### Entries shown
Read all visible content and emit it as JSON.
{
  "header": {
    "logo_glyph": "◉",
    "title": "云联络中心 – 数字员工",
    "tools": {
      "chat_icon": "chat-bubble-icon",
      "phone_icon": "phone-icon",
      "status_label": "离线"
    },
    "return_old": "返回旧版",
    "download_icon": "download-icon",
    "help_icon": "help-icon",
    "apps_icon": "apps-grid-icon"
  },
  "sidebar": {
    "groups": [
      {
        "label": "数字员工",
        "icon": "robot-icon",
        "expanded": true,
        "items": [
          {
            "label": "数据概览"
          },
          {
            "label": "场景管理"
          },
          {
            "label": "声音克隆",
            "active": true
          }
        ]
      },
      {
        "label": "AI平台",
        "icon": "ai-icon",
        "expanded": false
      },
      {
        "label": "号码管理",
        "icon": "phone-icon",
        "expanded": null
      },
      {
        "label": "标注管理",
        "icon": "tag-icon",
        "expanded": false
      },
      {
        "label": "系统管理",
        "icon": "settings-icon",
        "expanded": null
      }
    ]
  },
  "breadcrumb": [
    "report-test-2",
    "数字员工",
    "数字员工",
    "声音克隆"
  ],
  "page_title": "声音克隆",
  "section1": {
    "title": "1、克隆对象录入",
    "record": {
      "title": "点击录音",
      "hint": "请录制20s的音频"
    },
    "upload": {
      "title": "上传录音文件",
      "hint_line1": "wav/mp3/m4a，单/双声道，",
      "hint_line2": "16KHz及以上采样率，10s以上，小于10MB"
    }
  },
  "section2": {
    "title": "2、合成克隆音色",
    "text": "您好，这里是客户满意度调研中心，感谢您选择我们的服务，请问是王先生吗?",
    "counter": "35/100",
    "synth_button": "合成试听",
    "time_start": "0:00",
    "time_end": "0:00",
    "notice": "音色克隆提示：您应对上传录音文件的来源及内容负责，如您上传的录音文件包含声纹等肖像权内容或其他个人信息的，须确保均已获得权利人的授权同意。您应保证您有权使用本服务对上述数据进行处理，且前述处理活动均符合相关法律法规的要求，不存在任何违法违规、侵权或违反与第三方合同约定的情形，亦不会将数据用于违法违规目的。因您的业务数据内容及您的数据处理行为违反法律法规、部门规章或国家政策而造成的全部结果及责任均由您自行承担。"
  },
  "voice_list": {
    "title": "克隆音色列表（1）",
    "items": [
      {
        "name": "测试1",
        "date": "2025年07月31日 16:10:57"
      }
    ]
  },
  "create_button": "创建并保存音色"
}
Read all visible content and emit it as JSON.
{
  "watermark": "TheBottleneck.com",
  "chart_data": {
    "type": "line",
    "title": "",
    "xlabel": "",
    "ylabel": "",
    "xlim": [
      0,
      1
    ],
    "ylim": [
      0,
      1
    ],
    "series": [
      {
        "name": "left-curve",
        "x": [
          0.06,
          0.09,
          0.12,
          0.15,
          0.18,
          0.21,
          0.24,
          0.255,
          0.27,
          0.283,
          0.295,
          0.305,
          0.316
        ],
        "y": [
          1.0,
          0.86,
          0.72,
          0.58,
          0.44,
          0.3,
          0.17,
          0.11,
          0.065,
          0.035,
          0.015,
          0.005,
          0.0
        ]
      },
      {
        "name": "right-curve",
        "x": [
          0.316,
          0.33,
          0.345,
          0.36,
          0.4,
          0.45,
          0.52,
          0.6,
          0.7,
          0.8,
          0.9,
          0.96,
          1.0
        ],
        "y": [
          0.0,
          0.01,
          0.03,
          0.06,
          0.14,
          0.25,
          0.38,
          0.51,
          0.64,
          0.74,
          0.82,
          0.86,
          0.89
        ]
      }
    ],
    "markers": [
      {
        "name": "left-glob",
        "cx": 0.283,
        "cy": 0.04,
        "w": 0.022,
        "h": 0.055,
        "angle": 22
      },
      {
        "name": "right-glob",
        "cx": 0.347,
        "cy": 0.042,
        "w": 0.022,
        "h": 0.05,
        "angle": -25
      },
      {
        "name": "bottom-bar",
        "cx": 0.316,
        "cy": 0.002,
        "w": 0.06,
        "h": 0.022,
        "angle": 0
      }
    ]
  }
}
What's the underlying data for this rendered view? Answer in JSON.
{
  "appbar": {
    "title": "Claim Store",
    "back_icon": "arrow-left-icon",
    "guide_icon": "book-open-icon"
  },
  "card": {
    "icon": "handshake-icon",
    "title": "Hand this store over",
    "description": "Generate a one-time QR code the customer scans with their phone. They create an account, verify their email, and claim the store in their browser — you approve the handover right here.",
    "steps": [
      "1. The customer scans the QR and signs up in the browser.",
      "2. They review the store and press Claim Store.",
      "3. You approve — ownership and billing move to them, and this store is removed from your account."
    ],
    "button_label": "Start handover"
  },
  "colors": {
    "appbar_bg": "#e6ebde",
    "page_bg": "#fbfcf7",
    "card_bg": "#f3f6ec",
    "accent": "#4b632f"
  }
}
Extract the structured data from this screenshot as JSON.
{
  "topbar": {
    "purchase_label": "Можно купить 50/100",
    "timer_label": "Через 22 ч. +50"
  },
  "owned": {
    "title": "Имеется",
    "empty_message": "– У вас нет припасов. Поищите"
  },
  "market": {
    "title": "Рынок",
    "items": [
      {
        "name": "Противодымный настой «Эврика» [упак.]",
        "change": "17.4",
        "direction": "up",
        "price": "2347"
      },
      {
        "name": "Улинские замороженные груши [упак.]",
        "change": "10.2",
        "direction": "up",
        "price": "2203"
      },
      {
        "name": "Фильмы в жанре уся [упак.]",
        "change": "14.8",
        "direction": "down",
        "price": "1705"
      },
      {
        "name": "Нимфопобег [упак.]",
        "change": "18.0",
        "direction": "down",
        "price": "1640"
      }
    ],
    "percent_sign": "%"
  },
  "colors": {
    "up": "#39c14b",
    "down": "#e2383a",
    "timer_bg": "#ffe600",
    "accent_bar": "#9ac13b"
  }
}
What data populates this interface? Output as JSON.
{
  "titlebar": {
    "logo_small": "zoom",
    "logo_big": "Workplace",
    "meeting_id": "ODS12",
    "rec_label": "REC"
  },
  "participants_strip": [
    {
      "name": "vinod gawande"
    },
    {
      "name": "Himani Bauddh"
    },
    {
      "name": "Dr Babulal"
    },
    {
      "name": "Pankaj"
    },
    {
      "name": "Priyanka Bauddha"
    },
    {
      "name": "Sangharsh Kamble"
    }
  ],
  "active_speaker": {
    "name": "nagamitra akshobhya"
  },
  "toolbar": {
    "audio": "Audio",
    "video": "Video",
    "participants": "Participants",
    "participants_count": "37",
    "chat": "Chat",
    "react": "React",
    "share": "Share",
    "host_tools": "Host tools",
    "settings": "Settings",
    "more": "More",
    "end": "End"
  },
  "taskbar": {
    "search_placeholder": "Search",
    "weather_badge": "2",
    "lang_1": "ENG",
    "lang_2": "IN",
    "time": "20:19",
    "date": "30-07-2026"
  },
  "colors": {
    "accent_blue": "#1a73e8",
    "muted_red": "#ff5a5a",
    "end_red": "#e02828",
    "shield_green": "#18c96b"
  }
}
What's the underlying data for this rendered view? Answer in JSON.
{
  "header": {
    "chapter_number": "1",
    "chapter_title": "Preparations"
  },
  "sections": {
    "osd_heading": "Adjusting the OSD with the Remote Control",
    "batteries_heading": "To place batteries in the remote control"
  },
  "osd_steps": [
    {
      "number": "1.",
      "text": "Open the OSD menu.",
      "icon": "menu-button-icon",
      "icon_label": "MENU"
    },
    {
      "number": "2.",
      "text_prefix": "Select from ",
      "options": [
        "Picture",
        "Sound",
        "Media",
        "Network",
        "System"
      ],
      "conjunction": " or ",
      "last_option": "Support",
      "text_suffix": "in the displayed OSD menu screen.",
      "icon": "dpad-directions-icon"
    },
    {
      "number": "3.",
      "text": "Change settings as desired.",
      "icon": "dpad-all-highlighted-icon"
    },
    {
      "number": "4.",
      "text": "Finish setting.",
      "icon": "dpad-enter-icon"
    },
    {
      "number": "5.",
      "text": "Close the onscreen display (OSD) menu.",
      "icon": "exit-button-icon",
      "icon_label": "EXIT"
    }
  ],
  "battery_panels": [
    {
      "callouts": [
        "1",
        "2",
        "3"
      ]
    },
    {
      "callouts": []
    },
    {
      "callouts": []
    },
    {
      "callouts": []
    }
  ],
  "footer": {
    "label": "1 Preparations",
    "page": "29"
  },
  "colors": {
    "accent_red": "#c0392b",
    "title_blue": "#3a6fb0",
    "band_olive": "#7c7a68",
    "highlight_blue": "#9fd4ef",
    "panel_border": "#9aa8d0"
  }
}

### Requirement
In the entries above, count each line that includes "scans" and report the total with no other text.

### Solution for this task
2